The Sainsbury Laboratory, a major new plant science research centre in Cambridge by architects Stanton Williams, has won the coveted RIBA
Stirling Prize 2012 for the best building of the year.
Now in its 17th year, the RIBA Stirling Prize is the UK's most prestigious architecture prize, awarded to the architects of the best new European building built or designed in the UK. The presentation of the RIBA Stirling Prize trophy and £20,000 to Stanton Williams architects took place at a special ceremony this evening (Saturday 13 October) in Manchester, hosted by BBC Radio 4's Mark Lawson.
This is the first time that Stanton Williams has won or been shortlisted for the RIBA Stirling Prize. With the Sainsbury Laboratory they have achieved world-class architecture for world-class science. Set within the University of Cambridge Botanic Gardens the low-rise, collonaded stone and glass building is carefully designed to complement its Grade II listed garden setting. The architects have created an exceptionally stimulating work environment, reinterpreting the tradition of the monastic cloister and collegiate court to create spaces for reflection, debate and collaboration amongst scientists. Next to the laboratory spaces, the architects have designed a stylish new public garden café.

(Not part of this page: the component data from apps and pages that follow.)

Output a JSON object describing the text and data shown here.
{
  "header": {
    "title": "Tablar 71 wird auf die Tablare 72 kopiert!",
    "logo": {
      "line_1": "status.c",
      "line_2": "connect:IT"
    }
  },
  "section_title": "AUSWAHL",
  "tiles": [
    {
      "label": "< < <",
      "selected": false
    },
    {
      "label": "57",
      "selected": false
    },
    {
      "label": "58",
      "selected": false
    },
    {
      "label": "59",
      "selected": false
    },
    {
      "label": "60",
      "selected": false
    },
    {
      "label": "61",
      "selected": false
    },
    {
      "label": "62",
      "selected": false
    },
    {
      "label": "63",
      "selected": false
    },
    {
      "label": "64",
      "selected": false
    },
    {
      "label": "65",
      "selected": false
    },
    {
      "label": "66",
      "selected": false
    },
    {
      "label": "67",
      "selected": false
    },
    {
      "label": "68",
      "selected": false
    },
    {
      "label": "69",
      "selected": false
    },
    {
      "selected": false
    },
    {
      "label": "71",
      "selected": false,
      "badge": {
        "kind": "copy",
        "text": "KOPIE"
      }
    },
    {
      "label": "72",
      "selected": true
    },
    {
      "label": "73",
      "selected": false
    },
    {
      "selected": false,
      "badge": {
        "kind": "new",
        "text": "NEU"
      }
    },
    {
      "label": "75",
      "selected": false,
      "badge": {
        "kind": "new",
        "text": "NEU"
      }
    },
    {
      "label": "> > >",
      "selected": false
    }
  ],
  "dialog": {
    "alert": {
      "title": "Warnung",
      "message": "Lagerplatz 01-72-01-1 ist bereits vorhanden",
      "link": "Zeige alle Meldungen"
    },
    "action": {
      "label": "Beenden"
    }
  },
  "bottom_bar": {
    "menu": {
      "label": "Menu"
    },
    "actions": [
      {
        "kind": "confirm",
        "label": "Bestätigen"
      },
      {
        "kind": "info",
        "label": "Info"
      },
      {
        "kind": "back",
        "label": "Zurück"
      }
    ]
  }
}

The RIBA Stirling Prize judges said: The Sainsbury Laboratory is a timeless piece of architecture, sitting within a highly sensitive site, one overlooking the woods where Darwin walked with his tutor and mentor Henslow, discussing the origin of species. In this project Stanton Williams and their landscape architects have created a new landscape, a courtyard which flows out into the botanical gardens. The project is both highly particular and specialised, and at the same time a universal building type, taken to an extraordinary degree of sophistication and beauty.
The project seems simple, and this hides the fact that it was a hugely difficult building to achieve. It needed to provide flexibility for future changes in scientific practice, and it has achieved this brilliantly. The building had to balance openness with stringent requirements for security, which was done by placing the laboratories on the first floor, together with their own meeting places. Public access is on the ground floor in the form of a lecture theatre and meeting rooms, and, importantly, there is a charming café open to the public, which sits between the gardens and the labs private courtyard, and from which one can watch the goings-on within. This forms the buffer between the private and public zones.
The building uses fine materials expertly detailed; and beautifully integrates works of art commissioned from Susanna Herron, William Pye and Norman Ackroyd. The projects profound sustainability is impressive, not only in terms of its excellent energy performance but also in terms of its long term flexibility and adaptability.